*Aim of the exercise*: Each entry listed below should be reproduced word for word.

Records from a data collection:

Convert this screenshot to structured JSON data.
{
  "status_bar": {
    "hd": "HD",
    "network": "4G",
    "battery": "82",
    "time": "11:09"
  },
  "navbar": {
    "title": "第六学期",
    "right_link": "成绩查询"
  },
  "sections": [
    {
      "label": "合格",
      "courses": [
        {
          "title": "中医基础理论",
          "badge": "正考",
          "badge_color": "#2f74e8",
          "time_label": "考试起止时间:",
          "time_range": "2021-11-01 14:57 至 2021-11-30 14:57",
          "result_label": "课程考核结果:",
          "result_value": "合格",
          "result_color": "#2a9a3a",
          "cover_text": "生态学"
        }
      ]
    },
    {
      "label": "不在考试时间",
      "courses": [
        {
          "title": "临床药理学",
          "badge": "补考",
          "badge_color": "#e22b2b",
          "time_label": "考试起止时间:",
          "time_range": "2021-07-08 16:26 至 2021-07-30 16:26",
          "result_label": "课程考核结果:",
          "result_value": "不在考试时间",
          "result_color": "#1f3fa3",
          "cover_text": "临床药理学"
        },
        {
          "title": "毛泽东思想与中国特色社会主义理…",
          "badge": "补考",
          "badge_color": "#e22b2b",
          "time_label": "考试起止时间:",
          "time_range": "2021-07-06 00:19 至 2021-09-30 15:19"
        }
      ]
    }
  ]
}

*Response to this task*:
Convert this screenshot to structured JSON data.
{
  "status_bar": {
    "hd": "HD",
    "network": "4G",
    "battery": "82",
    "time": "11:09"
  },
  "navbar": {
    "title": "第六学期",
    "right_link": "成绩查询"
  },
  "sections": [
    {
      "label": "合格",
      "courses": [
        {
          "title": "中医基础理论",
          "badge": "正考",
          "badge_color": "#2f74e8",
          "time_label": "考试起止时间:",
          "time_range": "2021-11-01 14:57 至 2021-11-30 14:57",
          "result_label": "课程考核结果:",
          "result_value": "合格",
          "result_color": "#2a9a3a",
          "cover_text": "生态学"
        }
      ]
    },
    {
      "label": "不在考试时间",
      "courses": [
        {
          "title": "临床药理学",
          "badge": "补考",
          "badge_color": "#e22b2b",
          "time_label": "考试起止时间:",
          "time_range": "2021-07-08 16:26 至 2021-07-30 16:26",
          "result_label": "课程考核结果:",
          "result_value": "不在考试时间",
          "result_color": "#1f3fa3",
          "cover_text": "临床药理学"
        },
        {
          "title": "毛泽东思想与中国特色社会主义理…",
          "badge": "补考",
          "badge_color": "#e22b2b",
          "time_label": "考试起止时间:",
          "time_range": "2021-07-06 00:19 至 2021-09-30 15:19"
        }
      ]
    }
  ]
}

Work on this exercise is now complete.